_WHAT THE TASK ASKS:_ From the first line to the last, reproduce the records below exactly, omitting any picture.

[Stored dataset items]
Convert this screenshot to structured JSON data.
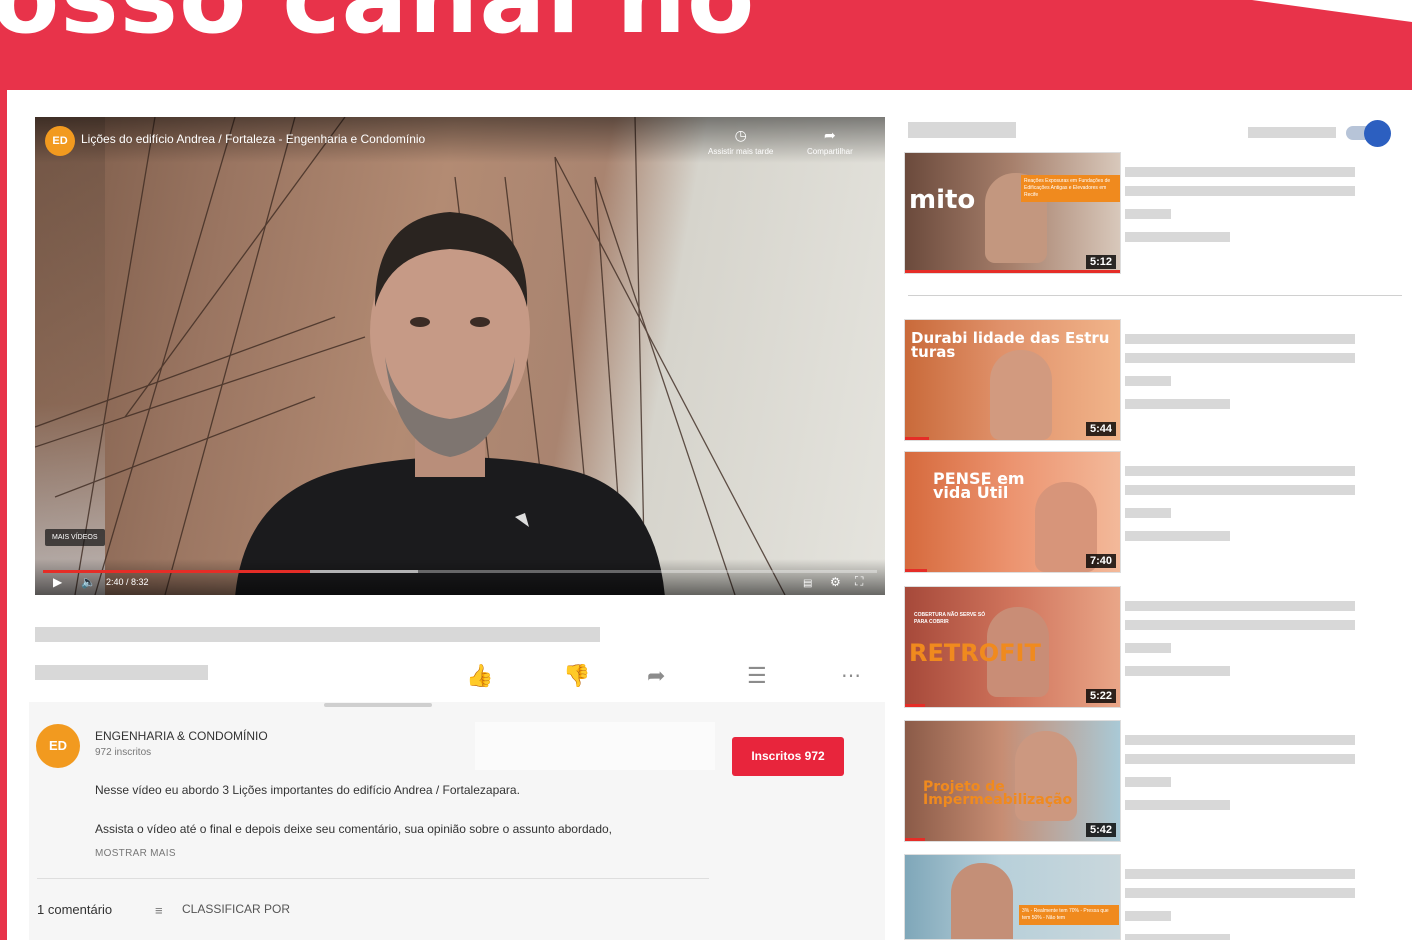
{
  "banner": {
    "text": "osso canal no"
  },
  "player": {
    "channel_logo_text": "ED",
    "title": "Lições do edifício Andrea / Fortaleza - Engenharia e Condomínio",
    "watch_later_label": "Assistir mais tarde",
    "share_label": "Compartilhar",
    "more_videos_label": "MAIS VÍDEOS",
    "time": "2:40 / 8:32",
    "progress_fraction": 0.32,
    "buffer_fraction": 0.45
  },
  "channel": {
    "avatar_text": "ED",
    "name": "ENGENHARIA & CONDOMÍNIO",
    "subscribers": "972 inscritos",
    "subscribe_label": "Inscritos 972"
  },
  "description": {
    "line1": "Nesse vídeo eu abordo 3 Lições importantes do edifício Andrea / Fortalezapara.",
    "line2": "Assista o vídeo até o final e depois deixe seu comentário, sua opinião sobre o assunto abordado,",
    "show_more": "MOSTRAR MAIS"
  },
  "comments": {
    "count_label": "1 comentário",
    "sort_label": "CLASSIFICAR POR"
  },
  "related": [
    {
      "big_text": "mito",
      "note": "Reações Exposuras em Fundações de Edificações Antigas e Elevadores em Recife",
      "duration": "5:12"
    },
    {
      "big_text": "Durabi lidade das Estru turas",
      "duration": "5:44"
    },
    {
      "big_text": "PENSE em vida Útil",
      "duration": "7:40"
    },
    {
      "big_text": "RETROFIT",
      "note": "COBERTURA NÃO SERVE SÓ PARA COBRIR",
      "duration": "5:22"
    },
    {
      "big_text": "Projeto de Impermeabilização",
      "duration": "5:42"
    },
    {
      "big_text": "",
      "note": "3% - Realmente tem 70% - Pressa que tem 50% - Não tem",
      "duration": ""
    }
  ],
  "colors": {
    "brand_red": "#e8334a",
    "subscribe_red": "#e8253c",
    "progress_red": "#e52d27",
    "logo_orange": "#f29a1f",
    "toggle_blue": "#2c5fc0"
  },
  "icons": [
    "clock-icon",
    "share-icon",
    "play-icon",
    "volume-icon",
    "captions-icon",
    "settings-icon",
    "fullscreen-icon",
    "like-icon",
    "dislike-icon",
    "share-arrow-icon",
    "add-to-playlist-icon",
    "more-icon",
    "sort-icon"
  ]
}
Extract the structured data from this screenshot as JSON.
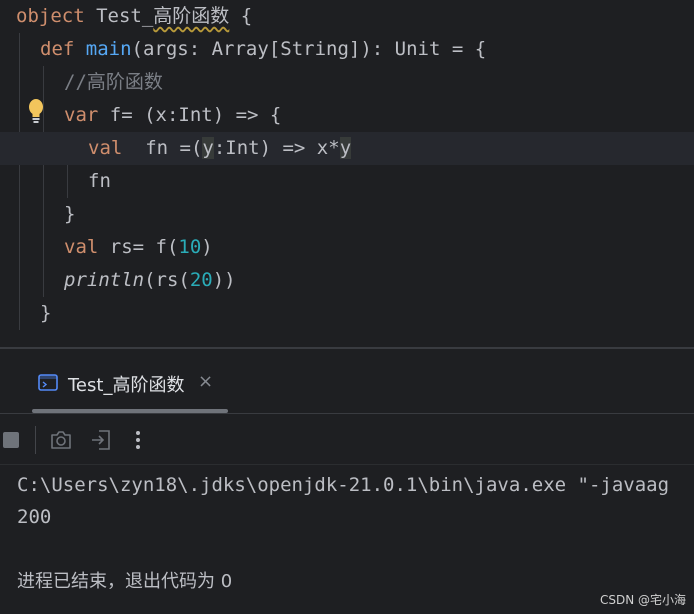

_RESPONSE AREA:_
Convert this screenshot to structured JSON data.
{
  "banner": {
    "text": "osso canal no"
  },
  "player": {
    "channel_logo_text": "ED",
    "title": "Lições do edifício Andrea / Fortaleza - Engenharia e Condomínio",
    "watch_later_label": "Assistir mais tarde",
    "share_label": "Compartilhar",
    "more_videos_label": "MAIS VÍDEOS",
    "time": "2:40 / 8:32",
    "progress_fraction": 0.32,
    "buffer_fraction": 0.45
  },
  "channel": {
    "avatar_text": "ED",
    "name": "ENGENHARIA & CONDOMÍNIO",
    "subscribers": "972 inscritos",
    "subscribe_label": "Inscritos 972"
  },
  "description": {
    "line1": "Nesse vídeo eu abordo 3 Lições importantes do edifício Andrea / Fortalezapara.",
    "line2": "Assista o vídeo até o final e depois deixe seu comentário, sua opinião sobre o assunto abordado,",
    "show_more": "MOSTRAR MAIS"
  },
  "comments": {
    "count_label": "1 comentário",
    "sort_label": "CLASSIFICAR POR"
  },
  "related": [
    {
      "big_text": "mito",
      "note": "Reações Exposuras em Fundações de Edificações Antigas e Elevadores em Recife",
      "duration": "5:12"
    },
    {
      "big_text": "Durabi lidade das Estru turas",
      "duration": "5:44"
    },
    {
      "big_text": "PENSE em vida Útil",
      "duration": "7:40"
    },
    {
      "big_text": "RETROFIT",
      "note": "COBERTURA NÃO SERVE SÓ PARA COBRIR",
      "duration": "5:22"
    },
    {
      "big_text": "Projeto de Impermeabilização",
      "duration": "5:42"
    },
    {
      "big_text": "",
      "note": "3% - Realmente tem 70% - Pressa que tem 50% - Não tem",
      "duration": ""
    }
  ],
  "colors": {
    "brand_red": "#e8334a",
    "subscribe_red": "#e8253c",
    "progress_red": "#e52d27",
    "logo_orange": "#f29a1f",
    "toggle_blue": "#2c5fc0"
  },
  "icons": [
    "clock-icon",
    "share-icon",
    "play-icon",
    "volume-icon",
    "captions-icon",
    "settings-icon",
    "fullscreen-icon",
    "like-icon",
    "dislike-icon",
    "share-arrow-icon",
    "add-to-playlist-icon",
    "more-icon",
    "sort-icon"
  ]
}
Extract the structured data from this screenshot as JSON.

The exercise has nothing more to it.